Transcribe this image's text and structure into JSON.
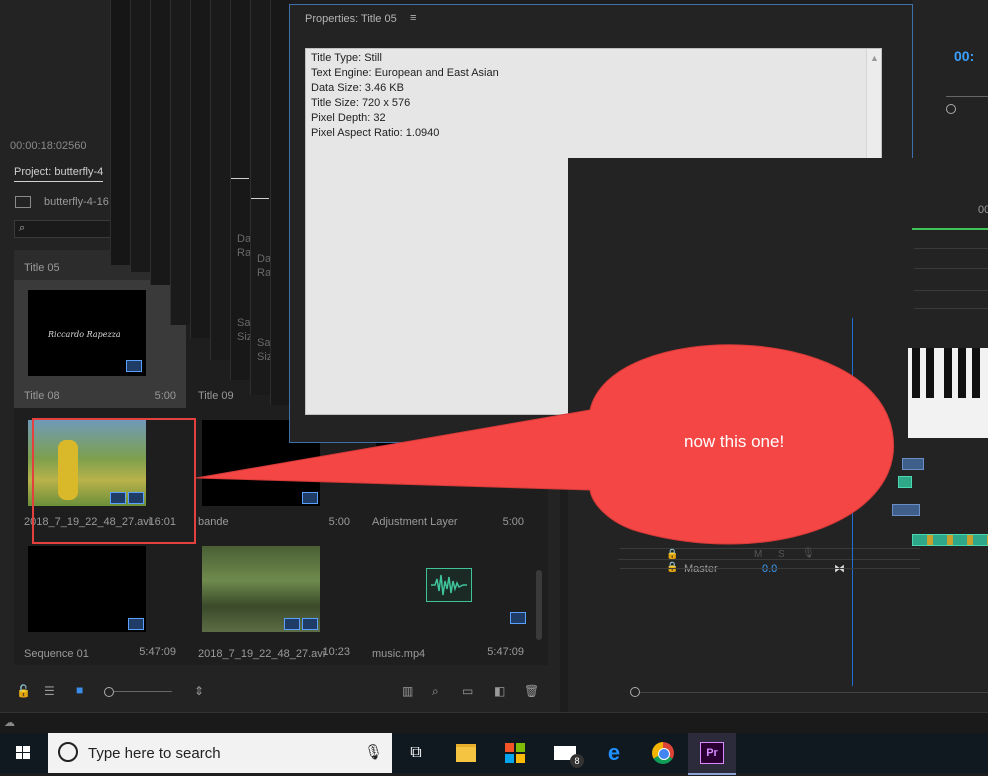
{
  "source_monitor": {
    "timecode": "00:00:18:02560"
  },
  "project": {
    "tab_label": "Project: butterfly-4",
    "path": "butterfly-4-16",
    "items": [
      {
        "name": "Title 05",
        "duration": ""
      },
      {
        "name": "Title 08",
        "duration": "5:00",
        "thumb_caption": "Riccardo Rapezza"
      },
      {
        "name": "Title 09",
        "duration": ""
      },
      {
        "name": "2018_7_19_22_48_27.avi",
        "duration": "16:01"
      },
      {
        "name": "bande",
        "duration": "5:00"
      },
      {
        "name": "Adjustment Layer",
        "duration": "5:00"
      },
      {
        "name": "Sequence 01",
        "duration": "5:47:09"
      },
      {
        "name": "2018_7_19_22_48_27.avi",
        "duration": "10:23"
      },
      {
        "name": "music.mp4",
        "duration": "5:47:09"
      }
    ]
  },
  "stack_labels": [
    "Da",
    "Ra",
    "Sa",
    "Siz"
  ],
  "properties": {
    "title": "Properties: Title 05",
    "menu_icon": "hamburger-icon",
    "lines": [
      "Title Type: Still",
      "Text Engine: European and East Asian",
      "Data Size: 3.46 KB",
      "Title Size: 720 x 576",
      "Pixel Depth: 32",
      "Pixel Aspect Ratio: 1.0940"
    ]
  },
  "program_monitor": {
    "timecode": "00:"
  },
  "timeline": {
    "ruler_label": "00",
    "master_label": "Master",
    "master_value": "0.0",
    "track_letters": [
      "M",
      "S"
    ]
  },
  "callout": {
    "text": "now this one!",
    "color": "#f44745"
  },
  "taskbar": {
    "search_placeholder": "Type here to search",
    "mail_badge": "8",
    "premiere_label": "Pr"
  }
}
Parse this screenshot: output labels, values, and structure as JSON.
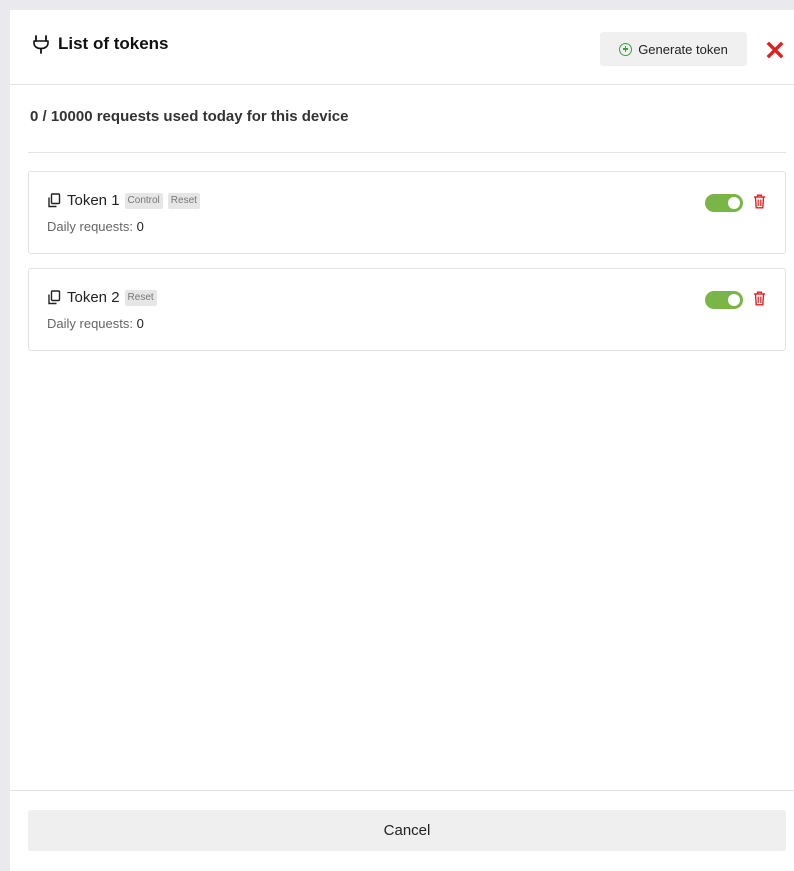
{
  "header": {
    "title": "List of tokens",
    "generate_label": "Generate token",
    "plug_icon": "plug-icon",
    "close_icon": "close-icon"
  },
  "usage": {
    "text": "0 / 10000 requests used today for this device"
  },
  "tokens": [
    {
      "name": "Token 1",
      "badges": [
        "Control",
        "Reset"
      ],
      "daily_label": "Daily requests:",
      "daily_value": "0",
      "enabled": true
    },
    {
      "name": "Token 2",
      "badges": [
        "Reset"
      ],
      "daily_label": "Daily requests:",
      "daily_value": "0",
      "enabled": true
    }
  ],
  "footer": {
    "cancel_label": "Cancel"
  },
  "colors": {
    "accent_green": "#7ab547",
    "danger_red": "#e02020",
    "plus_green": "#3aa33a"
  }
}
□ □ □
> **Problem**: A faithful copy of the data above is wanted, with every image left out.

> **Worked solution**:
Transcribe this image's text and structure into JSON.
{
  "source_monitor": {
    "timecode": "00:00:18:02560"
  },
  "project": {
    "tab_label": "Project: butterfly-4",
    "path": "butterfly-4-16",
    "items": [
      {
        "name": "Title 05",
        "duration": ""
      },
      {
        "name": "Title 08",
        "duration": "5:00",
        "thumb_caption": "Riccardo Rapezza"
      },
      {
        "name": "Title 09",
        "duration": ""
      },
      {
        "name": "2018_7_19_22_48_27.avi",
        "duration": "16:01"
      },
      {
        "name": "bande",
        "duration": "5:00"
      },
      {
        "name": "Adjustment Layer",
        "duration": "5:00"
      },
      {
        "name": "Sequence 01",
        "duration": "5:47:09"
      },
      {
        "name": "2018_7_19_22_48_27.avi",
        "duration": "10:23"
      },
      {
        "name": "music.mp4",
        "duration": "5:47:09"
      }
    ]
  },
  "stack_labels": [
    "Da",
    "Ra",
    "Sa",
    "Siz"
  ],
  "properties": {
    "title": "Properties: Title 05",
    "menu_icon": "hamburger-icon",
    "lines": [
      "Title Type: Still",
      "Text Engine: European and East Asian",
      "Data Size: 3.46 KB",
      "Title Size: 720 x 576",
      "Pixel Depth: 32",
      "Pixel Aspect Ratio: 1.0940"
    ]
  },
  "program_monitor": {
    "timecode": "00:"
  },
  "timeline": {
    "ruler_label": "00",
    "master_label": "Master",
    "master_value": "0.0",
    "track_letters": [
      "M",
      "S"
    ]
  },
  "callout": {
    "text": "now this one!",
    "color": "#f44745"
  },
  "taskbar": {
    "search_placeholder": "Type here to search",
    "mail_badge": "8",
    "premiere_label": "Pr"
  }
}
Parse this screenshot: output labels, values, and structure as JSON.
{
  "header": {
    "title": "List of tokens",
    "generate_label": "Generate token",
    "plug_icon": "plug-icon",
    "close_icon": "close-icon"
  },
  "usage": {
    "text": "0 / 10000 requests used today for this device"
  },
  "tokens": [
    {
      "name": "Token 1",
      "badges": [
        "Control",
        "Reset"
      ],
      "daily_label": "Daily requests:",
      "daily_value": "0",
      "enabled": true
    },
    {
      "name": "Token 2",
      "badges": [
        "Reset"
      ],
      "daily_label": "Daily requests:",
      "daily_value": "0",
      "enabled": true
    }
  ],
  "footer": {
    "cancel_label": "Cancel"
  },
  "colors": {
    "accent_green": "#7ab547",
    "danger_red": "#e02020",
    "plus_green": "#3aa33a"
  }
}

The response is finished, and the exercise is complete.